Has the Competition and Markets Authority (CMA) granted retail banking customers their three wishes: competition, innovation and affordable banking?
In recent months the term ‘Open Banking’ has been getting plenty of air time, both in Parliament and in the media. But what is it, and what will it mean for customers?
There is little doubt that the Open Banking initiative is important as it will help deliver improved competition in the retail banking sector. It aims to create an environment for secure data sharing that will allow customers to make intelligent banking choices, tailored to their specific and personal needs, based on accurate and comparable information.
Providing customers with comparable information is one of the first industry deliverables and is due by the end of March 2017. Many banks already make information about branch locations, costs of accounts and rewards available to their customers, but there isn’t a single way to digest this data across the various competitive offerings. As a result shopping around for the ‘right’ bank account can sometimes feel like a daunting process.

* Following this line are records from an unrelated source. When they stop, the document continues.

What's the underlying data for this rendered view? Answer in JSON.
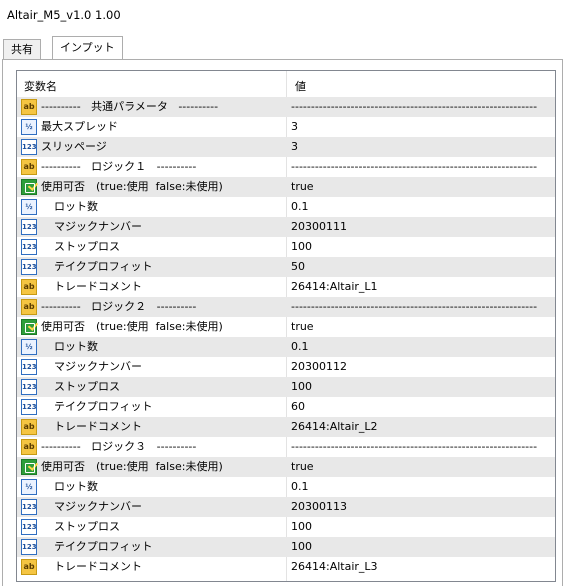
{
  "window": {
    "title": "Altair_M5_v1.0 1.00"
  },
  "tabs": [
    {
      "label": "共有"
    },
    {
      "label": "インプット"
    }
  ],
  "grid": {
    "col_name": "変数名",
    "col_value": "値",
    "rows": [
      {
        "icon": "ab",
        "indent": false,
        "name": "----------   共通パラメータ   ----------",
        "value": "--------------------------------------------------------------"
      },
      {
        "icon": "half",
        "indent": false,
        "name": "最大スプレッド",
        "value": "3"
      },
      {
        "icon": "123",
        "indent": false,
        "name": "スリッページ",
        "value": "3"
      },
      {
        "icon": "ab",
        "indent": false,
        "name": "----------   ロジック１   ----------",
        "value": "--------------------------------------------------------------"
      },
      {
        "icon": "bool",
        "indent": false,
        "name": "使用可否　(true:使用  false:未使用)",
        "value": "true"
      },
      {
        "icon": "half",
        "indent": true,
        "name": "ロット数",
        "value": "0.1"
      },
      {
        "icon": "123",
        "indent": true,
        "name": "マジックナンバー",
        "value": "20300111"
      },
      {
        "icon": "123",
        "indent": true,
        "name": "ストップロス",
        "value": "100"
      },
      {
        "icon": "123",
        "indent": true,
        "name": "テイクプロフィット",
        "value": "50"
      },
      {
        "icon": "ab",
        "indent": true,
        "name": "トレードコメント",
        "value": "26414:Altair_L1"
      },
      {
        "icon": "ab",
        "indent": false,
        "name": "----------   ロジック２   ----------",
        "value": "--------------------------------------------------------------"
      },
      {
        "icon": "bool",
        "indent": false,
        "name": "使用可否　(true:使用  false:未使用)",
        "value": "true"
      },
      {
        "icon": "half",
        "indent": true,
        "name": "ロット数",
        "value": "0.1"
      },
      {
        "icon": "123",
        "indent": true,
        "name": "マジックナンバー",
        "value": "20300112"
      },
      {
        "icon": "123",
        "indent": true,
        "name": "ストップロス",
        "value": "100"
      },
      {
        "icon": "123",
        "indent": true,
        "name": "テイクプロフィット",
        "value": "60"
      },
      {
        "icon": "ab",
        "indent": true,
        "name": "トレードコメント",
        "value": "26414:Altair_L2"
      },
      {
        "icon": "ab",
        "indent": false,
        "name": "----------   ロジック３   ----------",
        "value": "--------------------------------------------------------------"
      },
      {
        "icon": "bool",
        "indent": false,
        "name": "使用可否　(true:使用  false:未使用)",
        "value": "true"
      },
      {
        "icon": "half",
        "indent": true,
        "name": "ロット数",
        "value": "0.1"
      },
      {
        "icon": "123",
        "indent": true,
        "name": "マジックナンバー",
        "value": "20300113"
      },
      {
        "icon": "123",
        "indent": true,
        "name": "ストップロス",
        "value": "100"
      },
      {
        "icon": "123",
        "indent": true,
        "name": "テイクプロフィット",
        "value": "100"
      },
      {
        "icon": "ab",
        "indent": true,
        "name": "トレードコメント",
        "value": "26414:Altair_L3"
      }
    ]
  }
}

Open Banking will change the landscape for customers. By using a comparison website, coupled with a customer’s own preferences for particular banking products, the intention is that they will be able to simply choose the best banking service for their specific needs.
The next stage of the Open Banking work will focus on delivering an API that, with the permission of the customer, would enable trusted third party apps to provide extra banking services. The API will also allow payments to be made through these apps, broadening the range of banking products available to retail customers, and potentially enhancing financial capability along the way. The use of APIs – or Application Programming Interfaces – is nothing new, we use them every day on the internet and on smartphone apps. It’s the use of APIs to share this data that makes this such a revolutionary step in how we bank.

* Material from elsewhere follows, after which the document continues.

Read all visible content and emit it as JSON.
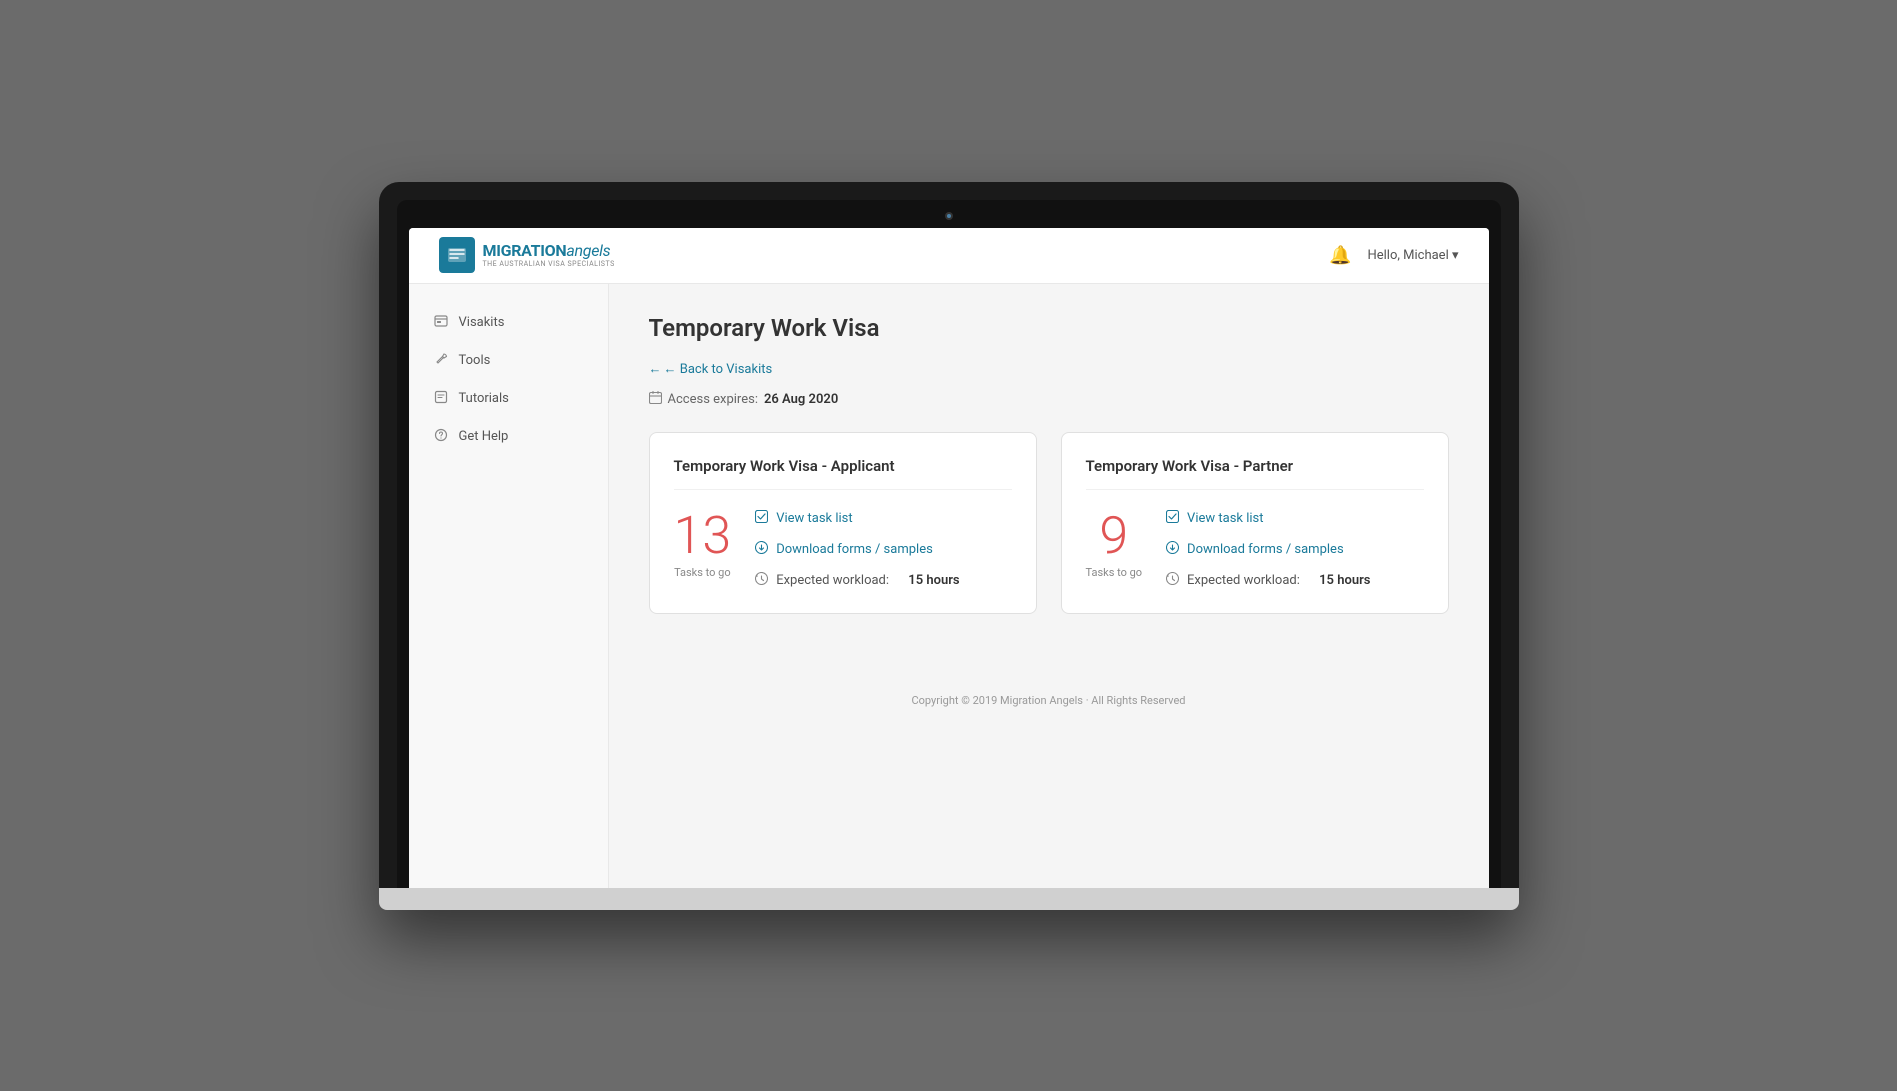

The way this data would be shared would be similar to how data for payment transactions is currently shared – where payment service providers use robust schemes to communicate payments on behalf of customers. Work is currently under way to understand how open banking ambitions will operate in tandem with regulatory requirements coming from the European Union, for example, the revised Payment Systems Directive and the General Data Protection Regulation.

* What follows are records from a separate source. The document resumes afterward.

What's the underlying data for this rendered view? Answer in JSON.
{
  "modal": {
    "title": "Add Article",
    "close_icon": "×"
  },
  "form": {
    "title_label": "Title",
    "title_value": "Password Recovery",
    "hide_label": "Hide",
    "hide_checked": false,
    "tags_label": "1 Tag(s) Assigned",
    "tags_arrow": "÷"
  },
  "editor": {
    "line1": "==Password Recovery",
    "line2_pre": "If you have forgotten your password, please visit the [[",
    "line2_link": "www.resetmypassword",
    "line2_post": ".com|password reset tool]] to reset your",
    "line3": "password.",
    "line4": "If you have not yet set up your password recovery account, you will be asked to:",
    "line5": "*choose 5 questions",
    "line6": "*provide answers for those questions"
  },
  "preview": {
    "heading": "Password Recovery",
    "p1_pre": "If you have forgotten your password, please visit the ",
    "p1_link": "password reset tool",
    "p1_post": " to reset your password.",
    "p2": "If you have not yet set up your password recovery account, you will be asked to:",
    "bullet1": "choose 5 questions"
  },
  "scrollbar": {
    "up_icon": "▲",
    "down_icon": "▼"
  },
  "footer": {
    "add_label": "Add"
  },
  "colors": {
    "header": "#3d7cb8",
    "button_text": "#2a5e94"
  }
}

With FinTechs and other challenger organisations pushing to be part of the retail banking market, the premise behind the success of Open Banking relies on these groups being able to deliver viable alternative products for customers.
It is likely that by offering customers more significant and segmented choices, we will start to see the market transform as a whole, with traditional banks delivering more innovative products in order attract and retain customers.